• _WHAT THE TASK ASKS_
Write out all of the entries below word for word.

• _DATA UNDER STUDY_
..........

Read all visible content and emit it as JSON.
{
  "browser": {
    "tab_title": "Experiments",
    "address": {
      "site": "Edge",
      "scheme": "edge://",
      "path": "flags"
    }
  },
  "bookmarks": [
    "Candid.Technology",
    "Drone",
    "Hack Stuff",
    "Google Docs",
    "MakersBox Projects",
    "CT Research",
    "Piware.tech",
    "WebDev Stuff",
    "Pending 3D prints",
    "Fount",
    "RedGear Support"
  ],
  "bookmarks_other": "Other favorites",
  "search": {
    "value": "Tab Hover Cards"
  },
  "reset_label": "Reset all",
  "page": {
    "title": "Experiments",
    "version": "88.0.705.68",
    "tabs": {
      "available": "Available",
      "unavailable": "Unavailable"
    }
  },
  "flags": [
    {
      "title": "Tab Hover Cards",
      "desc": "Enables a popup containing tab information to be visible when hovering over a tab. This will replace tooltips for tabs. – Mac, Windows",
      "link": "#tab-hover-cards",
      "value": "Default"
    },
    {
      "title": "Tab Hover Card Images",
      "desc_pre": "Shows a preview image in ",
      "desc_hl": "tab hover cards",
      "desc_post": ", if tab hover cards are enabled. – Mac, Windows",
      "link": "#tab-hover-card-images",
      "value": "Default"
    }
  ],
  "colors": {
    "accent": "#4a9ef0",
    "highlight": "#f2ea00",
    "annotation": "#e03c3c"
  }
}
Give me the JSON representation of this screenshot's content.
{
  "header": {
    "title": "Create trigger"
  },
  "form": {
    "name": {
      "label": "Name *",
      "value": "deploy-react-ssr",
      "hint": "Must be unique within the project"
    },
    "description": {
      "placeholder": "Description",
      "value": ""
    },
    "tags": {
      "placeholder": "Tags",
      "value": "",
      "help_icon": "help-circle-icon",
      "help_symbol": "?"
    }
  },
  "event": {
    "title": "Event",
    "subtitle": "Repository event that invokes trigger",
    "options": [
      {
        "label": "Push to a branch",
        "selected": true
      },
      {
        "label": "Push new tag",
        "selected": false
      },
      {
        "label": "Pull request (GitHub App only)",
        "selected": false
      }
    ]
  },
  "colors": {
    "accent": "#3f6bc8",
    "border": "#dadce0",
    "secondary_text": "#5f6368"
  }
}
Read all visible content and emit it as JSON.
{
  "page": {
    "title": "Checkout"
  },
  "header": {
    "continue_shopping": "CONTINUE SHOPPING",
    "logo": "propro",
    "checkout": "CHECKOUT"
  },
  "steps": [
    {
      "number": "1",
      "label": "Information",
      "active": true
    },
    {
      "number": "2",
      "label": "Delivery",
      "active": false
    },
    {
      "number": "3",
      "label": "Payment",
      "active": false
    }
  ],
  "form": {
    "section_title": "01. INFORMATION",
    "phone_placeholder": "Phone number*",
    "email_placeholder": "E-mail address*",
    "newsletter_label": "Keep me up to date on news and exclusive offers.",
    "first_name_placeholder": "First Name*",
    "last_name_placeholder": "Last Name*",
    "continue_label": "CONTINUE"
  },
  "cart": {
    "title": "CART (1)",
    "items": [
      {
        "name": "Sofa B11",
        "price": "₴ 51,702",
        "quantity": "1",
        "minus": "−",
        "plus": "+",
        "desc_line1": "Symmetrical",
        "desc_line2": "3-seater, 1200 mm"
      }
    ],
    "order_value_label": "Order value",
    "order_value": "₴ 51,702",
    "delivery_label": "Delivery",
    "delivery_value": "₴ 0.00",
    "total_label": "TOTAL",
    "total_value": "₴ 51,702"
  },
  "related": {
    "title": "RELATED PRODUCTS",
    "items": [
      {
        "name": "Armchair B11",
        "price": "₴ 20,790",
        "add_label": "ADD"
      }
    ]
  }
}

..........

• _TASK RESULT_
Read all visible content and emit it as JSON.
{
  "browser": {
    "tab_title": "Experiments",
    "address": {
      "site": "Edge",
      "scheme": "edge://",
      "path": "flags"
    }
  },
  "bookmarks": [
    "Candid.Technology",
    "Drone",
    "Hack Stuff",
    "Google Docs",
    "MakersBox Projects",
    "CT Research",
    "Piware.tech",
    "WebDev Stuff",
    "Pending 3D prints",
    "Fount",
    "RedGear Support"
  ],
  "bookmarks_other": "Other favorites",
  "search": {
    "value": "Tab Hover Cards"
  },
  "reset_label": "Reset all",
  "page": {
    "title": "Experiments",
    "version": "88.0.705.68",
    "tabs": {
      "available": "Available",
      "unavailable": "Unavailable"
    }
  },
  "flags": [
    {
      "title": "Tab Hover Cards",
      "desc": "Enables a popup containing tab information to be visible when hovering over a tab. This will replace tooltips for tabs. – Mac, Windows",
      "link": "#tab-hover-cards",
      "value": "Default"
    },
    {
      "title": "Tab Hover Card Images",
      "desc_pre": "Shows a preview image in ",
      "desc_hl": "tab hover cards",
      "desc_post": ", if tab hover cards are enabled. – Mac, Windows",
      "link": "#tab-hover-card-images",
      "value": "Default"
    }
  ],
  "colors": {
    "accent": "#4a9ef0",
    "highlight": "#f2ea00",
    "annotation": "#e03c3c"
  }
}
Give me the JSON representation of this screenshot's content.
{
  "header": {
    "title": "Create trigger"
  },
  "form": {
    "name": {
      "label": "Name *",
      "value": "deploy-react-ssr",
      "hint": "Must be unique within the project"
    },
    "description": {
      "placeholder": "Description",
      "value": ""
    },
    "tags": {
      "placeholder": "Tags",
      "value": "",
      "help_icon": "help-circle-icon",
      "help_symbol": "?"
    }
  },
  "event": {
    "title": "Event",
    "subtitle": "Repository event that invokes trigger",
    "options": [
      {
        "label": "Push to a branch",
        "selected": true
      },
      {
        "label": "Push new tag",
        "selected": false
      },
      {
        "label": "Pull request (GitHub App only)",
        "selected": false
      }
    ]
  },
  "colors": {
    "accent": "#3f6bc8",
    "border": "#dadce0",
    "secondary_text": "#5f6368"
  }
}
Read all visible content and emit it as JSON.
{
  "page": {
    "title": "Checkout"
  },
  "header": {
    "continue_shopping": "CONTINUE SHOPPING",
    "logo": "propro",
    "checkout": "CHECKOUT"
  },
  "steps": [
    {
      "number": "1",
      "label": "Information",
      "active": true
    },
    {
      "number": "2",
      "label": "Delivery",
      "active": false
    },
    {
      "number": "3",
      "label": "Payment",
      "active": false
    }
  ],
  "form": {
    "section_title": "01. INFORMATION",
    "phone_placeholder": "Phone number*",
    "email_placeholder": "E-mail address*",
    "newsletter_label": "Keep me up to date on news and exclusive offers.",
    "first_name_placeholder": "First Name*",
    "last_name_placeholder": "Last Name*",
    "continue_label": "CONTINUE"
  },
  "cart": {
    "title": "CART (1)",
    "items": [
      {
        "name": "Sofa B11",
        "price": "₴ 51,702",
        "quantity": "1",
        "minus": "−",
        "plus": "+",
        "desc_line1": "Symmetrical",
        "desc_line2": "3-seater, 1200 mm"
      }
    ],
    "order_value_label": "Order value",
    "order_value": "₴ 51,702",
    "delivery_label": "Delivery",
    "delivery_value": "₴ 0.00",
    "total_label": "TOTAL",
    "total_value": "₴ 51,702"
  },
  "related": {
    "title": "RELATED PRODUCTS",
    "items": [
      {
        "name": "Armchair B11",
        "price": "₴ 20,790",
        "add_label": "ADD"
      }
    ]
  }
}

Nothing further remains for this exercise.